(Beginning of RECORD EXTRACTS)

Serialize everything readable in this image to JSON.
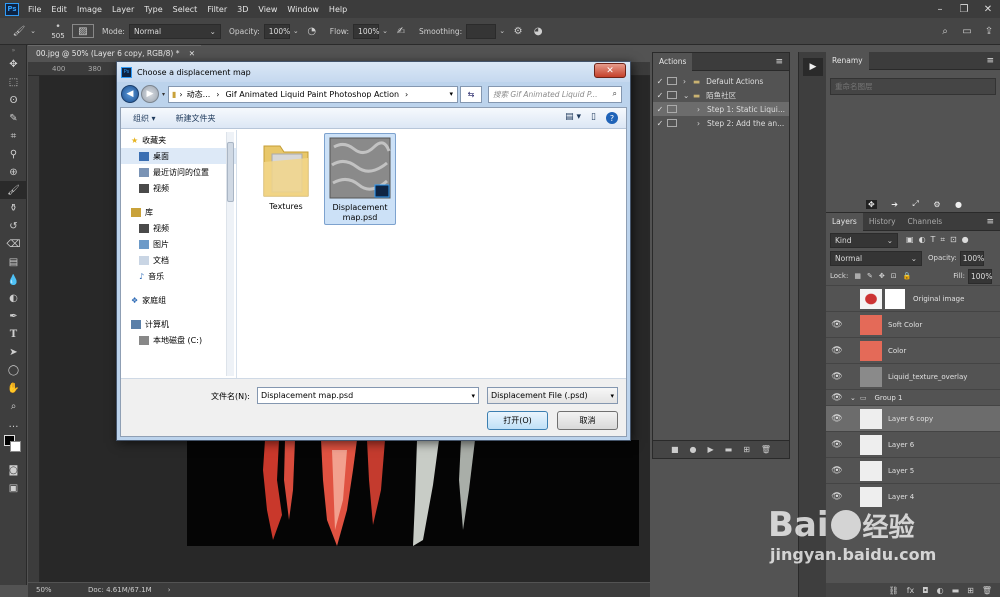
{
  "menubar": {
    "logo": "Ps",
    "items": [
      "File",
      "Edit",
      "Image",
      "Layer",
      "Type",
      "Select",
      "Filter",
      "3D",
      "View",
      "Window",
      "Help"
    ]
  },
  "optionsbar": {
    "brush_size": "505",
    "mode_label": "Mode:",
    "mode_value": "Normal",
    "opacity_label": "Opacity:",
    "opacity_value": "100%",
    "flow_label": "Flow:",
    "flow_value": "100%",
    "smoothing_label": "Smoothing:"
  },
  "document": {
    "tab_title": "00.jpg @ 50% (Layer 6 copy, RGB/8) *",
    "ruler_marks": [
      "400",
      "380"
    ],
    "zoom": "50%",
    "doc_info": "Doc: 4.61M/67.1M"
  },
  "actions_panel": {
    "tab": "Actions",
    "rows": [
      {
        "label": "Default Actions",
        "level": 0
      },
      {
        "label": "陌鱼社区",
        "level": 0
      },
      {
        "label": "Step 1: Static Liqui...",
        "level": 1
      },
      {
        "label": "Step 2: Add the an...",
        "level": 1
      }
    ]
  },
  "renamy_panel": {
    "tab": "Renamy",
    "placeholder": "重命名图层"
  },
  "layers_panel": {
    "tabs": [
      "Layers",
      "History",
      "Channels"
    ],
    "kind_label": "Kind",
    "blend_mode": "Normal",
    "opacity_label": "Opacity:",
    "opacity_value": "100%",
    "lock_label": "Lock:",
    "fill_label": "Fill:",
    "fill_value": "100%",
    "layers": [
      {
        "name": "Original image",
        "visible": false
      },
      {
        "name": "Soft Color",
        "visible": true
      },
      {
        "name": "Color",
        "visible": true
      },
      {
        "name": "Liquid_texture_overlay",
        "visible": true
      },
      {
        "name": "Group 1",
        "visible": true
      },
      {
        "name": "Layer 6 copy",
        "visible": true
      },
      {
        "name": "Layer 6",
        "visible": true
      },
      {
        "name": "Layer 5",
        "visible": true
      },
      {
        "name": "Layer 4",
        "visible": true
      }
    ]
  },
  "dialog": {
    "title": "Choose a displacement map",
    "breadcrumb": [
      "动态...",
      "Gif Animated Liquid Paint Photoshop Action"
    ],
    "search_placeholder": "搜索 Gif Animated Liquid P...",
    "organize": "组织 ▾",
    "new_folder": "新建文件夹",
    "nav": {
      "favorites": "收藏夹",
      "desktop": "桌面",
      "recent": "最近访问的位置",
      "videos_fav": "视频",
      "library": "库",
      "videos": "视频",
      "pictures": "图片",
      "documents": "文档",
      "music": "音乐",
      "homegroup": "家庭组",
      "computer": "计算机",
      "local_disk": "本地磁盘 (C:)"
    },
    "files": [
      {
        "name": "Textures",
        "type": "folder"
      },
      {
        "name": "Displacement map.psd",
        "type": "psd"
      }
    ],
    "filename_label": "文件名(N):",
    "filename_value": "Displacement map.psd",
    "filetype_value": "Displacement File (.psd)",
    "open_button": "打开(O)",
    "cancel_button": "取消"
  },
  "watermark": {
    "brand": "Bai",
    "brand_cn": "经验",
    "url": "jingyan.baidu.com"
  }
}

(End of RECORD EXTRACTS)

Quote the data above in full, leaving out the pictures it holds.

Serialize everything readable in this image to JSON.
{
  "menubar": {
    "logo": "Ps",
    "items": [
      "File",
      "Edit",
      "Image",
      "Layer",
      "Type",
      "Select",
      "Filter",
      "3D",
      "View",
      "Window",
      "Help"
    ]
  },
  "optionsbar": {
    "brush_size": "505",
    "mode_label": "Mode:",
    "mode_value": "Normal",
    "opacity_label": "Opacity:",
    "opacity_value": "100%",
    "flow_label": "Flow:",
    "flow_value": "100%",
    "smoothing_label": "Smoothing:"
  },
  "document": {
    "tab_title": "00.jpg @ 50% (Layer 6 copy, RGB/8) *",
    "ruler_marks": [
      "400",
      "380"
    ],
    "zoom": "50%",
    "doc_info": "Doc: 4.61M/67.1M"
  },
  "actions_panel": {
    "tab": "Actions",
    "rows": [
      {
        "label": "Default Actions",
        "level": 0
      },
      {
        "label": "陌鱼社区",
        "level": 0
      },
      {
        "label": "Step 1: Static Liqui...",
        "level": 1
      },
      {
        "label": "Step 2: Add the an...",
        "level": 1
      }
    ]
  },
  "renamy_panel": {
    "tab": "Renamy",
    "placeholder": "重命名图层"
  },
  "layers_panel": {
    "tabs": [
      "Layers",
      "History",
      "Channels"
    ],
    "kind_label": "Kind",
    "blend_mode": "Normal",
    "opacity_label": "Opacity:",
    "opacity_value": "100%",
    "lock_label": "Lock:",
    "fill_label": "Fill:",
    "fill_value": "100%",
    "layers": [
      {
        "name": "Original image",
        "visible": false
      },
      {
        "name": "Soft Color",
        "visible": true
      },
      {
        "name": "Color",
        "visible": true
      },
      {
        "name": "Liquid_texture_overlay",
        "visible": true
      },
      {
        "name": "Group 1",
        "visible": true
      },
      {
        "name": "Layer 6 copy",
        "visible": true
      },
      {
        "name": "Layer 6",
        "visible": true
      },
      {
        "name": "Layer 5",
        "visible": true
      },
      {
        "name": "Layer 4",
        "visible": true
      }
    ]
  },
  "dialog": {
    "title": "Choose a displacement map",
    "breadcrumb": [
      "动态...",
      "Gif Animated Liquid Paint Photoshop Action"
    ],
    "search_placeholder": "搜索 Gif Animated Liquid P...",
    "organize": "组织 ▾",
    "new_folder": "新建文件夹",
    "nav": {
      "favorites": "收藏夹",
      "desktop": "桌面",
      "recent": "最近访问的位置",
      "videos_fav": "视频",
      "library": "库",
      "videos": "视频",
      "pictures": "图片",
      "documents": "文档",
      "music": "音乐",
      "homegroup": "家庭组",
      "computer": "计算机",
      "local_disk": "本地磁盘 (C:)"
    },
    "files": [
      {
        "name": "Textures",
        "type": "folder"
      },
      {
        "name": "Displacement map.psd",
        "type": "psd"
      }
    ],
    "filename_label": "文件名(N):",
    "filename_value": "Displacement map.psd",
    "filetype_value": "Displacement File (.psd)",
    "open_button": "打开(O)",
    "cancel_button": "取消"
  },
  "watermark": {
    "brand": "Bai",
    "brand_cn": "经验",
    "url": "jingyan.baidu.com"
  }
}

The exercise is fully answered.